YOUR OBJECTIVE »
Say how many lines below hold the word "name"; give the number by itself.

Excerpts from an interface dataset
######

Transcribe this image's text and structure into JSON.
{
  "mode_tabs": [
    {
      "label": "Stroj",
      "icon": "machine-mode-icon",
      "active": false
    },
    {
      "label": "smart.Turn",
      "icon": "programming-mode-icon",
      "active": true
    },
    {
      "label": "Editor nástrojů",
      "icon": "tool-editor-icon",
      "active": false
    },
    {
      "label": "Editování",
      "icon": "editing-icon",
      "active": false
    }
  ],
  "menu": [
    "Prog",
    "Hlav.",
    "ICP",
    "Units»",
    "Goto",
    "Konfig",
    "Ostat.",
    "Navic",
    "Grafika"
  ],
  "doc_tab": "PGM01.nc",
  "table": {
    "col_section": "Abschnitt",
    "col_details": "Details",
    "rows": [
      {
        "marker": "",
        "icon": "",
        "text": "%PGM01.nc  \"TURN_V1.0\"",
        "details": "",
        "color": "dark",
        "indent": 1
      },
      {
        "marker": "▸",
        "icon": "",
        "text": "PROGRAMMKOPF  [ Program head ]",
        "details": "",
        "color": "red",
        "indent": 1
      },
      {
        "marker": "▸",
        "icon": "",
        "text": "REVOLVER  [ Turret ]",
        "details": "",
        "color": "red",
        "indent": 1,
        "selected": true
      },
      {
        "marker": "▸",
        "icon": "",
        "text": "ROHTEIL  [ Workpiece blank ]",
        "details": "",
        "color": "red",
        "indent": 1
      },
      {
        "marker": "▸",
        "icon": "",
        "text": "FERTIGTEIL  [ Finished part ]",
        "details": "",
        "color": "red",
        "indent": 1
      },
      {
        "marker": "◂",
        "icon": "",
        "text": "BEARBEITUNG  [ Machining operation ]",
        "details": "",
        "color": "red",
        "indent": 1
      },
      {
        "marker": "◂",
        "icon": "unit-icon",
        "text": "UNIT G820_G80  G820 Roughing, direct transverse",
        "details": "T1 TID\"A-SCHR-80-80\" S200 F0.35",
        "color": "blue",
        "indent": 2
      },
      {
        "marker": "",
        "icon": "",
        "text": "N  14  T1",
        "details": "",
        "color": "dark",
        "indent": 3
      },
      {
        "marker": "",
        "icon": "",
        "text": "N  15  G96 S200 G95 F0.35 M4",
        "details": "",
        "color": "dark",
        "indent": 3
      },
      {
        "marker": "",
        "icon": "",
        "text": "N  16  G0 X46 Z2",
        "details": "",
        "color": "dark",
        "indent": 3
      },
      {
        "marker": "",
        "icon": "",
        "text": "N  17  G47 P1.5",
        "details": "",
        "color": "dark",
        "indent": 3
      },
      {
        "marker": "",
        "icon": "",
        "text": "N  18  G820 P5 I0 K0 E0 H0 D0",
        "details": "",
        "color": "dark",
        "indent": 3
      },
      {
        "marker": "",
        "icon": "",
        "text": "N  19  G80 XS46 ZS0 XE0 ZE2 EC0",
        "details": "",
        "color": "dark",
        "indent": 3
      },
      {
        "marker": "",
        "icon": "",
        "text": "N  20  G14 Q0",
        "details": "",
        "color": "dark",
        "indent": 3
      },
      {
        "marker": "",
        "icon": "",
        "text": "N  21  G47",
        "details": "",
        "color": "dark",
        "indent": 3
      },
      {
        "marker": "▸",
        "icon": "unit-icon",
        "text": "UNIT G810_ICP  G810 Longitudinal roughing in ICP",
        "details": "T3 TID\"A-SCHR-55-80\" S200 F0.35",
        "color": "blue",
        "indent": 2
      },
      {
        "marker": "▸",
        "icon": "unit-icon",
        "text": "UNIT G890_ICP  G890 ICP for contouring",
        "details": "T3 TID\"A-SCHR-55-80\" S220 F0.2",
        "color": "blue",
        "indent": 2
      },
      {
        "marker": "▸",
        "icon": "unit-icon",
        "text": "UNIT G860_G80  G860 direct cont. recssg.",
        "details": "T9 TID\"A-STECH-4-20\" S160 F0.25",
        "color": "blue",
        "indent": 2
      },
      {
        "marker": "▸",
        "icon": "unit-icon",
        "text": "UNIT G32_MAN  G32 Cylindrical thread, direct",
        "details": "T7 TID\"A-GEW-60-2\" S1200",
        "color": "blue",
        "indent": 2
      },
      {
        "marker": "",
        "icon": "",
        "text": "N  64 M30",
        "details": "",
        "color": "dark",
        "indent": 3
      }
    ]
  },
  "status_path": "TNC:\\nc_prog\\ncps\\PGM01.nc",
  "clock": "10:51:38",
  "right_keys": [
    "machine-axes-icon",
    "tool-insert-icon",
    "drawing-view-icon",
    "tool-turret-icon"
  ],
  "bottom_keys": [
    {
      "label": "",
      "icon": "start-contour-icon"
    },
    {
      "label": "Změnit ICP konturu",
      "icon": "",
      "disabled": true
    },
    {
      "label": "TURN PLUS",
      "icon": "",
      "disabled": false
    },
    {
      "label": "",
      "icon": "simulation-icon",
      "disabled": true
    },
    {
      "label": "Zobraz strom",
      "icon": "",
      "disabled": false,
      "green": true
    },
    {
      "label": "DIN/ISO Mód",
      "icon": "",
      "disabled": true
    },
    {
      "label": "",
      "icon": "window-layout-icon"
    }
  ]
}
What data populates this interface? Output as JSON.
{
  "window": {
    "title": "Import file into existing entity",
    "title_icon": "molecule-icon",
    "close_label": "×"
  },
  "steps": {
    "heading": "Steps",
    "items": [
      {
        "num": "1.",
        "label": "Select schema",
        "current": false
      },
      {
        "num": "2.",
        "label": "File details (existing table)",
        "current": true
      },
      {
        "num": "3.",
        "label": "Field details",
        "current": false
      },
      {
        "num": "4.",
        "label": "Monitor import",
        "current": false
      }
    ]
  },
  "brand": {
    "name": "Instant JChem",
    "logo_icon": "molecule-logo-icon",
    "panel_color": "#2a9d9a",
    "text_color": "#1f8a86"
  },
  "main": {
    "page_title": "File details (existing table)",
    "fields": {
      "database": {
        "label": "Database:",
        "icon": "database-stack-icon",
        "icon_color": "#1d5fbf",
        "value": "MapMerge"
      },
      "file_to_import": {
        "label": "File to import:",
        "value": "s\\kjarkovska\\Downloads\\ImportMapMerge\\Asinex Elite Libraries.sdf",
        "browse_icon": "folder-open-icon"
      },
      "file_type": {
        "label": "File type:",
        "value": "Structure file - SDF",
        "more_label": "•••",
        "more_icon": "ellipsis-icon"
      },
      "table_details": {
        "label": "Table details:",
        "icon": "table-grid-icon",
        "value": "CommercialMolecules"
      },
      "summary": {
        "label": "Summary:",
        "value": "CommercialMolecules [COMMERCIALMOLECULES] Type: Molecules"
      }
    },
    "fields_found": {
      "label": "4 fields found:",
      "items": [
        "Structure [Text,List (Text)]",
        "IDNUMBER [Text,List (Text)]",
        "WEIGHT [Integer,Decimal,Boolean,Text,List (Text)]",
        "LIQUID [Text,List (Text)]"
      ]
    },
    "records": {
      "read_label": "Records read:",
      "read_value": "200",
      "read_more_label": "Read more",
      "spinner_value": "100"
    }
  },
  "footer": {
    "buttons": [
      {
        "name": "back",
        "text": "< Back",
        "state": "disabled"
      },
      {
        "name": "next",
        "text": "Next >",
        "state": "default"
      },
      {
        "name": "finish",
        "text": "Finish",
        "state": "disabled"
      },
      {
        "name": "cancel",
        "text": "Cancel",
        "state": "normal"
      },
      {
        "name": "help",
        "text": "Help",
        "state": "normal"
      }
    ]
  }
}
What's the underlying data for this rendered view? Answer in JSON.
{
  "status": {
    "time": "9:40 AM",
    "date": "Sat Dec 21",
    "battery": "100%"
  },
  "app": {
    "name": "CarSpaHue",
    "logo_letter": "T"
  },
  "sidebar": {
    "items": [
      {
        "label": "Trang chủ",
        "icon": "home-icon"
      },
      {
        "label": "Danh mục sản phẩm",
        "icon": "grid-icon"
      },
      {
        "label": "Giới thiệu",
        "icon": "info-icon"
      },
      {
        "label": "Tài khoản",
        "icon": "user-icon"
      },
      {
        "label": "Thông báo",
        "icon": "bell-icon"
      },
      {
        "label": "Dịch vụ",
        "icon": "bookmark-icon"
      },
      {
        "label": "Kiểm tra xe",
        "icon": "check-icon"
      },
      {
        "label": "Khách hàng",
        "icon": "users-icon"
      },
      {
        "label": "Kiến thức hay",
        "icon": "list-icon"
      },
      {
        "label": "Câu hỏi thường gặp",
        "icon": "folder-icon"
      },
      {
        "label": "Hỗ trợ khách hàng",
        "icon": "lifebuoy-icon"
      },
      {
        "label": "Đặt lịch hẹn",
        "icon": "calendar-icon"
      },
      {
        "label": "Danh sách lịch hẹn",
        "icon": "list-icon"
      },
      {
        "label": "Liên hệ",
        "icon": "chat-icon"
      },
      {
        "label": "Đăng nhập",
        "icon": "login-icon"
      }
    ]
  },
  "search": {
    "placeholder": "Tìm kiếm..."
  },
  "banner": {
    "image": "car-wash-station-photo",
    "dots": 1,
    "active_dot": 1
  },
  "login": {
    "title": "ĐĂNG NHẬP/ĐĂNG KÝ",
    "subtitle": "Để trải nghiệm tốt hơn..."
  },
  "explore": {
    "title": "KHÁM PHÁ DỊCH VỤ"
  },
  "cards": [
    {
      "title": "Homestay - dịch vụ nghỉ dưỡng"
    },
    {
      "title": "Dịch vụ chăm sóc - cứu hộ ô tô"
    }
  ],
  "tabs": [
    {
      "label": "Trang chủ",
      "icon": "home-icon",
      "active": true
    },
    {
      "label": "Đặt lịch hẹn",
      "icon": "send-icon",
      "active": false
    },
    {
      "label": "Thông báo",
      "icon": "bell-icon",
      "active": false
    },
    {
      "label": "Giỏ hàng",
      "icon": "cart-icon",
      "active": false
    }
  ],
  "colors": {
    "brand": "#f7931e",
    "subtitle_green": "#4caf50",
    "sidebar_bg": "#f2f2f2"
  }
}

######

RESULT OF THE TASK »
7